There have been moms I have wound up talking very comfortably with, who don't seem to give a flip what I list as my IRS occupation and just kind of enjoy casually talking with me. I am always happy to be seen as a person, rather than as my occupation. I just wonder why I am taken as I am so infrequently.

Now, the theories I have may be full of hot air, so I am curious to see what you all think. Moms, do you feel awkward talking to nannies, having them over for playdates, or otherwise interacting with them? Is there an ethnic or cultural compoment to any discomfort you have? Nannies, have you experienced "Mom Freeze", or are your stories different from mine? Could it be a regional issue, or a product of the American awkwardness with "domestic help"? Toss your ideas into the mix, and help me out!

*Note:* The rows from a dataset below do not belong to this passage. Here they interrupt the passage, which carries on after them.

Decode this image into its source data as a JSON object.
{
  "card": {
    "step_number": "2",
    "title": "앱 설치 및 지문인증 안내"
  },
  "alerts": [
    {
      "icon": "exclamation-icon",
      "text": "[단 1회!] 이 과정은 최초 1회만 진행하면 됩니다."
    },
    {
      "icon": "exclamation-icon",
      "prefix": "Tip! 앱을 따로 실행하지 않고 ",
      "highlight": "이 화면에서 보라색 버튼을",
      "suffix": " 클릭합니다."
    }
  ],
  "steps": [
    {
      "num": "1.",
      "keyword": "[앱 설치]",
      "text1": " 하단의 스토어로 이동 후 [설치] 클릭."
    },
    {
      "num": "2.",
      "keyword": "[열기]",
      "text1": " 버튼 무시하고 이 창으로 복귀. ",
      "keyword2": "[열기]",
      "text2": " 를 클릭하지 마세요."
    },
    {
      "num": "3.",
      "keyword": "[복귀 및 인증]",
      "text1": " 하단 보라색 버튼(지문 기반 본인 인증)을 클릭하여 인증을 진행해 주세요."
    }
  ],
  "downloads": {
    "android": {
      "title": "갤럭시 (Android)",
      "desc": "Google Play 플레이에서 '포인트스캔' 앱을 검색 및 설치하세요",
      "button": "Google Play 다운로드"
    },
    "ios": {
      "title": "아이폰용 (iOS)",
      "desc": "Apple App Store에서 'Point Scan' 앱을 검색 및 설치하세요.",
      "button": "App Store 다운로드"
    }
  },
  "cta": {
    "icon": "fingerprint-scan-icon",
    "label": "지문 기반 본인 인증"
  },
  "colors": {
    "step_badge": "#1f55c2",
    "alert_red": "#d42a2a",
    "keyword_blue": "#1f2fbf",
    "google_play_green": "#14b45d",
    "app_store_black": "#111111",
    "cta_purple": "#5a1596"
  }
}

Monday, June 2, 2008

Transitions, "big kid" stuff, and weepy nanny

My older charge is in camp for the very first time this week. In other words, this is the first time EVER I have taken her somewhere and left her there. ALONE!

Well, OK, she was actually with 7 other 3 and 4 year olds, and 2 teachers, and 2 teen helpers, and a bunch of other older kids. But I wasn't there. And I have always been there for her. Since she was less than 1 week old, I have been there to take care of her, comfort her, help her with the evil that is putting on shoes...

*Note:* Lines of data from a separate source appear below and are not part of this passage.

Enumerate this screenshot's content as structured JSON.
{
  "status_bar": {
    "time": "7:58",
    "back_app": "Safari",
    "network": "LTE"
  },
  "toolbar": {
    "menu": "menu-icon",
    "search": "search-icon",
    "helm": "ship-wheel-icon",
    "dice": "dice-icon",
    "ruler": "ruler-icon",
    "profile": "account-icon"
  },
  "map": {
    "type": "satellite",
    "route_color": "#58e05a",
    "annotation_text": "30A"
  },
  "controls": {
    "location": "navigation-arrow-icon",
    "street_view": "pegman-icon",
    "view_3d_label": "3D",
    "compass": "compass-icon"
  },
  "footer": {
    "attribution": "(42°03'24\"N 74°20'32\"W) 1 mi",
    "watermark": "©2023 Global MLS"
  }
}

So, my little beanie is getting older. She starts school a few days a week this fall. I may not survive. Can nearly 40 year olds have seperation anxiety? Is the weepy stuff just silly when the kid isn't even your own? Is it totally selfish to want to keep her little forever?

Answers: Yes, complete with tears. No, not when you've been with them an awful lot of the time and love them lots. Yes, because as scary as it is to send her off into the world, she is so smart, and so funny, and so ready to take on whatever is out there. You know, on the 3 year old "whatever is out there" level.

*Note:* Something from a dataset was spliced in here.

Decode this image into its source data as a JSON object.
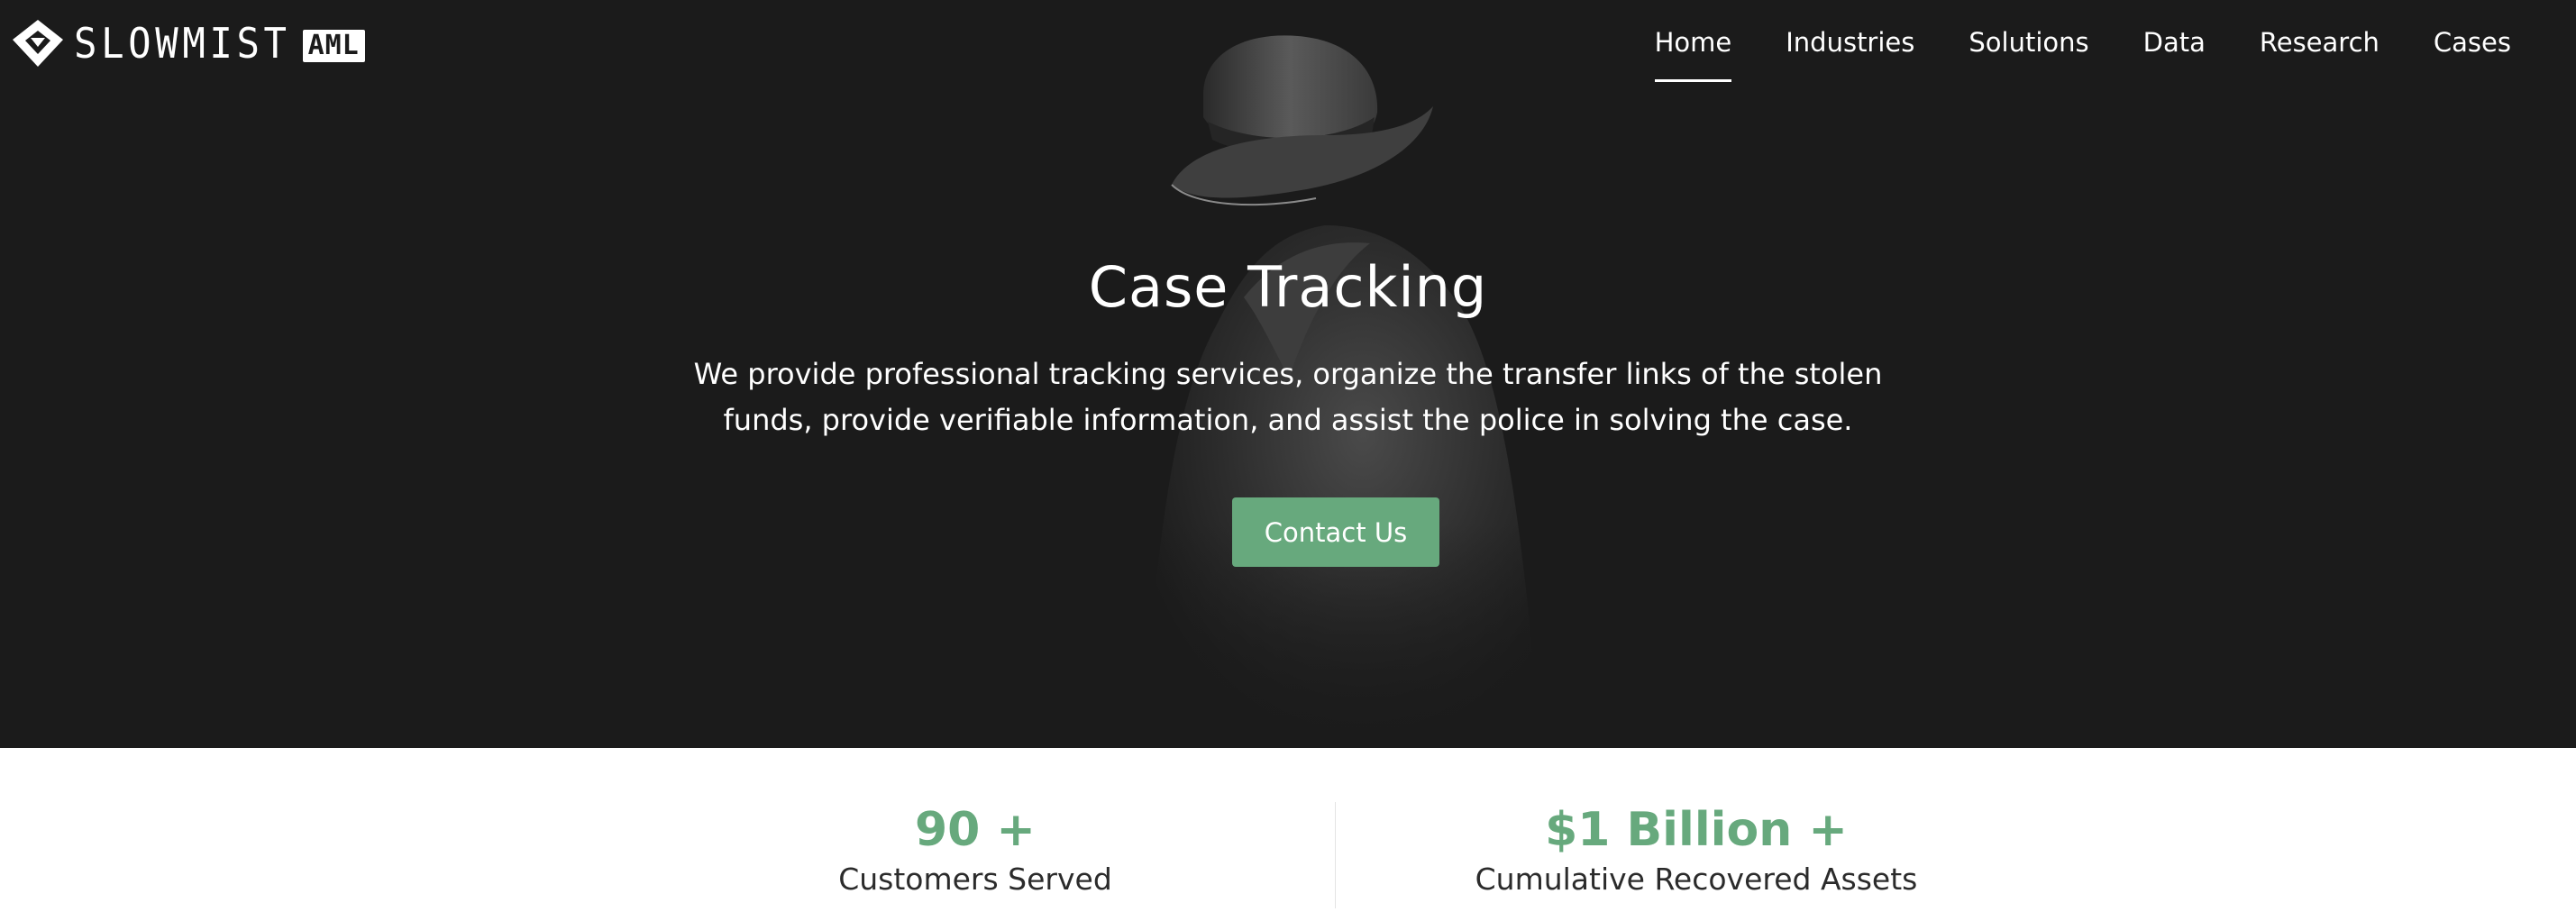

I just have to remember that I now get to have some solo time with the little sister, a charming and talented toddler. It'll be terrific to get to know her as a solo act. Buttercup is a hoot and a half.

Also, just FYI? Anyone messes with my Beanie, I will HURT you.

Sunday, June 1, 2008

Incompetancy, Bureaucracy, and Parenting Difficulty

A 16 month old girl was murdered by her 19 year old mom and/or the mom's 18 year old boyfriend this week in my city.

Nine days before she died, she was taken to the hospital with a broken arm and leg.

DFACS dropped the ball. Completely, utterly, and inexcusably. They sent this baby home with her mother.

Nine days later, she was dead. Head trauma.

I currently care for a child about that age. I have seen 6 other kids through that age, and I managed to not fatally injure any of them.

I know what you're thinking. Yes, I am older, more mature, more educated, and likely much better able to cope with the myriad of frustrations parenting a toddler dumps on you each and every day. Yay me.

But what about the teen parents, the older yet still uneducated parents, the well-meaning but ignorant parents? And, more importantly, what about the children? The safety net that currently exists loses kids every day. DFACS is obviously broken, not just in my city but nationwide. What can be done to fix the system?

I don't have the answers, at least not real answers that could be realitically put into play. I can list all sorts of "magic wand" ideas, but that means nothing, because I haven't got a magic wand.

I think it may be finally time to volunteer as a mentor for young moms. Because sitting on my butt crying about the death of a little girl does nothing to help fix the problem.

Off to stick my finger in the proverbial dike.